**Try it**
A complete answer lists every line of the material where the string "handle" occurs.

**Exercise inputs**

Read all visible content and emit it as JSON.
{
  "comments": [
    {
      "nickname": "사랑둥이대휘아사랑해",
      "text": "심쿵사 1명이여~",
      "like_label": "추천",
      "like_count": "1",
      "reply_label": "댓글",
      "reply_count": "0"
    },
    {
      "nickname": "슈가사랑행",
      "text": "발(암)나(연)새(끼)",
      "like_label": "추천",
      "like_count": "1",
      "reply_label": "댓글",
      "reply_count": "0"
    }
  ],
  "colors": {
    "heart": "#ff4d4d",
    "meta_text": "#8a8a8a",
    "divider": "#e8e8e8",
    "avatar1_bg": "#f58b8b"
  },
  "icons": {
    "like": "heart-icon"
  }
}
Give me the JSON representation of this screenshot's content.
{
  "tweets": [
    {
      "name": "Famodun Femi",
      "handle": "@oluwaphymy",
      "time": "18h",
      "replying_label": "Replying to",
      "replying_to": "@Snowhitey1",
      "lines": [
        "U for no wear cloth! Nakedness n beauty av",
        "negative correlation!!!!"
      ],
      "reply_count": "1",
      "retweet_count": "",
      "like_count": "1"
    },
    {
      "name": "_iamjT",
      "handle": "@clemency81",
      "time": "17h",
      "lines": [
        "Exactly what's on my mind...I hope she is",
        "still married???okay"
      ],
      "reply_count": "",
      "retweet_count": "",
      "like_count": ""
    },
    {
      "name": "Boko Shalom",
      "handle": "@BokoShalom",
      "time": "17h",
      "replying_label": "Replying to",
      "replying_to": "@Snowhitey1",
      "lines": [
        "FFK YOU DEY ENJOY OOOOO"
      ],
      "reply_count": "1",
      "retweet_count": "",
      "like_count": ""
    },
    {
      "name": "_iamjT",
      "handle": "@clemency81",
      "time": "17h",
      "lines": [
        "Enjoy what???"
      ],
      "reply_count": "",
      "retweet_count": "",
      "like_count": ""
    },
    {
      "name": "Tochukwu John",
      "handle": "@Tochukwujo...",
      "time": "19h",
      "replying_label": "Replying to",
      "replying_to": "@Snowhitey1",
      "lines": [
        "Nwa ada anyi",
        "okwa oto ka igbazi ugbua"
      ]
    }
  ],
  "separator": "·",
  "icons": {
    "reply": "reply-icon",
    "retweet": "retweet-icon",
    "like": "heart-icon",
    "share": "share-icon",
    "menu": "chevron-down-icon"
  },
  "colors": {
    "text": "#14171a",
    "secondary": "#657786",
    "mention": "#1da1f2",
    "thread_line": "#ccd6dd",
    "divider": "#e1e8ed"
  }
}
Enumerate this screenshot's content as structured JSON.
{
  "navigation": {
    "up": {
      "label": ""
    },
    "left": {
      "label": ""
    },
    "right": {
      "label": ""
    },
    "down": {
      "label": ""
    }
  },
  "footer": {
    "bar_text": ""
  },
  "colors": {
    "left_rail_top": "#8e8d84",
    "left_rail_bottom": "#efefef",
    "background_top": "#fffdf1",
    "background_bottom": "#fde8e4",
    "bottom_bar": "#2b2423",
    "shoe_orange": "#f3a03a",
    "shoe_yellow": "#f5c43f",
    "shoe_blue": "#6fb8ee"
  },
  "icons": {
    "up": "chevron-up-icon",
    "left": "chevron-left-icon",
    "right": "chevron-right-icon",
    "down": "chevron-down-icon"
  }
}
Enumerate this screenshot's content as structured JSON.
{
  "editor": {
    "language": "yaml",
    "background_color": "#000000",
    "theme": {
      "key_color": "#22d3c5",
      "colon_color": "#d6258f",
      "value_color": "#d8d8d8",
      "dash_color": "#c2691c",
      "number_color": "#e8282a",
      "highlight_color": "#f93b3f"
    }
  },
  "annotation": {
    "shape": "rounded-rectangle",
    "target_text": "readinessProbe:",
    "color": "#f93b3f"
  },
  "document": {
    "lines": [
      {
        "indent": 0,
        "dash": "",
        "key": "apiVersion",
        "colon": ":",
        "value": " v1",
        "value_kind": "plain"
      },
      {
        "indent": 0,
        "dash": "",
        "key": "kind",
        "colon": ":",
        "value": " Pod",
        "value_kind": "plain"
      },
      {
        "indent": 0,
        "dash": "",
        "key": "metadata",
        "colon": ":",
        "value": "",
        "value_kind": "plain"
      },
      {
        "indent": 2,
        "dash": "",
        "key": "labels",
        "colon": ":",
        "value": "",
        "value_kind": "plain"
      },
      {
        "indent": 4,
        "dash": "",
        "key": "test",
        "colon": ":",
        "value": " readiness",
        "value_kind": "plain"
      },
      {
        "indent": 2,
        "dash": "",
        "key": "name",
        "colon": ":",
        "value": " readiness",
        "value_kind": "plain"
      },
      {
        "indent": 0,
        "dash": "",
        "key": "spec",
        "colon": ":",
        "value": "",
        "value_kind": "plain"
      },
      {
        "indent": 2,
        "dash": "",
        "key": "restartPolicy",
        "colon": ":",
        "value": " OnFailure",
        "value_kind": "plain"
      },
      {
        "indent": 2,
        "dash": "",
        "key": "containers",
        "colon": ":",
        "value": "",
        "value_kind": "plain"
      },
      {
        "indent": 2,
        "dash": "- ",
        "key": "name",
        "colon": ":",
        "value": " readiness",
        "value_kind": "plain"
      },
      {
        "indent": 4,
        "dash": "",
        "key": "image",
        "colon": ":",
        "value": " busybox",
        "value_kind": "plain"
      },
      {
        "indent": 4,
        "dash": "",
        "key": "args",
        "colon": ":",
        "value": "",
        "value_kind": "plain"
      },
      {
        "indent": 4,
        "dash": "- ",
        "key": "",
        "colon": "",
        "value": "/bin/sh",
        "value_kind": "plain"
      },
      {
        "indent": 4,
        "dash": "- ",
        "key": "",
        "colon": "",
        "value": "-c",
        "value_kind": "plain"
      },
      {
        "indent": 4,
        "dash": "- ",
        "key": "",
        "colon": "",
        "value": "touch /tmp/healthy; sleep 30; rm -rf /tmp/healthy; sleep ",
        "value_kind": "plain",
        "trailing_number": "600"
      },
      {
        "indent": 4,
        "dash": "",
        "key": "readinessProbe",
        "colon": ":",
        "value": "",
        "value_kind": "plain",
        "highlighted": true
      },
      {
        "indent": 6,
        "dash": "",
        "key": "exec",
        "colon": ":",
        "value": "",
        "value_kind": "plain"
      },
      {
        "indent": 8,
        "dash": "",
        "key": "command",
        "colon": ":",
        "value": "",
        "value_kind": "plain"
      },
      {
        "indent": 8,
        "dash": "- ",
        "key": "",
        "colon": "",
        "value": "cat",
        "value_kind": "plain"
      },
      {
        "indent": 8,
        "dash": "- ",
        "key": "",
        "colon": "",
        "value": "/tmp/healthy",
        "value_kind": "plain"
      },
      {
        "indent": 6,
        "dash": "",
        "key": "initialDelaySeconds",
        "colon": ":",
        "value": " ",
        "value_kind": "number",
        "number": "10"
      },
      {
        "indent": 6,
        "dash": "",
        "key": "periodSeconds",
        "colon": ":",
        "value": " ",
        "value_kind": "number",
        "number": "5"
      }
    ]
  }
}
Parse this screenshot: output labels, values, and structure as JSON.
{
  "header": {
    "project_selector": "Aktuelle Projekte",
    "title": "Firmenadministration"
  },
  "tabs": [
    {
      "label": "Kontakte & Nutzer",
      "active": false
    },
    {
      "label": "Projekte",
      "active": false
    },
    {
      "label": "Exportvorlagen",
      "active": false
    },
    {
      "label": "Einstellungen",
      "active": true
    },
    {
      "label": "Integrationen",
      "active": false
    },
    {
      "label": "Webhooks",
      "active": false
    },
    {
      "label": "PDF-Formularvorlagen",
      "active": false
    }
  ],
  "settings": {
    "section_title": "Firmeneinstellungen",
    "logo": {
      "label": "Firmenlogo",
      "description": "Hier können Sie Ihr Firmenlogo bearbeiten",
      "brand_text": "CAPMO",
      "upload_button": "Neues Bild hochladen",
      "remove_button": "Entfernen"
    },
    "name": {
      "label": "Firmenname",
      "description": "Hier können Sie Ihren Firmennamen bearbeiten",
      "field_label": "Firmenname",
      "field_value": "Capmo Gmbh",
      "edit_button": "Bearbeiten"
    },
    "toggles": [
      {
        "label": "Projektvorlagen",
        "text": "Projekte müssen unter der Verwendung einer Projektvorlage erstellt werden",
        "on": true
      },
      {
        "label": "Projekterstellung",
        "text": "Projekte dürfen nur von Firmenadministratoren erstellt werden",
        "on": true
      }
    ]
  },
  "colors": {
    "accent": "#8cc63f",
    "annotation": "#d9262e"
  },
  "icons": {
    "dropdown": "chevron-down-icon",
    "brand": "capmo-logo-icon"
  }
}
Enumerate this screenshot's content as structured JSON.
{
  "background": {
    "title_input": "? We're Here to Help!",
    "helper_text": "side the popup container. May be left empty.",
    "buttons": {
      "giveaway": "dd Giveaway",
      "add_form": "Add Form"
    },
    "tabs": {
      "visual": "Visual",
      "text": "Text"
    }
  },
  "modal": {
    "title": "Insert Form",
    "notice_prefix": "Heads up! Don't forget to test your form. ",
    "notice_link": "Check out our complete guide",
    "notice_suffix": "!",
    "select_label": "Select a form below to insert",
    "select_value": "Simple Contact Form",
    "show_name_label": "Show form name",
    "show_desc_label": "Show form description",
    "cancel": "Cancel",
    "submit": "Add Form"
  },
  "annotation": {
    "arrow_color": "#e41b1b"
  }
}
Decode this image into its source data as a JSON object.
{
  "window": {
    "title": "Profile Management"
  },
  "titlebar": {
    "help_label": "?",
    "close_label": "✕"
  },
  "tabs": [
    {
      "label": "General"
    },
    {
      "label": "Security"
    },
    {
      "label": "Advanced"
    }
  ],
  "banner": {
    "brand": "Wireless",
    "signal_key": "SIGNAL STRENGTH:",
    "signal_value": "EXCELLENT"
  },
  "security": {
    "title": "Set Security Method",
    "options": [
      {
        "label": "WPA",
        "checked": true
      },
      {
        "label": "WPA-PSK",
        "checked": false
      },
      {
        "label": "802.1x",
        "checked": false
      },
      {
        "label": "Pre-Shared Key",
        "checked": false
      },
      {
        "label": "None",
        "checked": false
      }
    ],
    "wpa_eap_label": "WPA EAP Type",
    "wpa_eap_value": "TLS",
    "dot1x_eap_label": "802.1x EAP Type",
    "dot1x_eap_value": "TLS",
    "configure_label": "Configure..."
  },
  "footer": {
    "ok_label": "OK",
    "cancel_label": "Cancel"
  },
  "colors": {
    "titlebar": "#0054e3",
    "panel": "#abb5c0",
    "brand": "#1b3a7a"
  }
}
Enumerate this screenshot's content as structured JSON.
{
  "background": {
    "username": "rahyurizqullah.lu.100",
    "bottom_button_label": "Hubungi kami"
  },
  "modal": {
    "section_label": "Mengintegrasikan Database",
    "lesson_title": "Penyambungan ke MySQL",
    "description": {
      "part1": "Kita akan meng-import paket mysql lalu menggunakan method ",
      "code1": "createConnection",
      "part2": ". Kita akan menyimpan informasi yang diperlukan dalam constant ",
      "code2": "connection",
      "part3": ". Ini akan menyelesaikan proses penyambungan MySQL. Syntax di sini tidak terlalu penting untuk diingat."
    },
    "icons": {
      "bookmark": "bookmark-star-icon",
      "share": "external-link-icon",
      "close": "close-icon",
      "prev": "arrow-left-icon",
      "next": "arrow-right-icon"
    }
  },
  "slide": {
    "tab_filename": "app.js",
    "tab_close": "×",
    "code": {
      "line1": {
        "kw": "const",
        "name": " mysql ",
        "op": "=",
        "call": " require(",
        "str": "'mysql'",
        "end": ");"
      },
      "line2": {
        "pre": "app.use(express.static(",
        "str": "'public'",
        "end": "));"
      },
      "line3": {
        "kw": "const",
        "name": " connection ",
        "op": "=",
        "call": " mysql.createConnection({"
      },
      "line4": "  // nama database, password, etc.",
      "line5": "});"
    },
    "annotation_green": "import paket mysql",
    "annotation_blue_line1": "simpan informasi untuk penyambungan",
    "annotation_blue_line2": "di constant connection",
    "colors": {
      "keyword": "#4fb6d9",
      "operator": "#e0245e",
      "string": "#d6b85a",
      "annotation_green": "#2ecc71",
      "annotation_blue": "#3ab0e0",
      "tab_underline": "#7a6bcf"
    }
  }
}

**Exercise output**
      "handle": "@oluwaphymy",
      "handle": "@clemency81",
      "handle": "@BokoShalom",
      "handle": "@clemency81",
      "handle": "@Tochukwujo...",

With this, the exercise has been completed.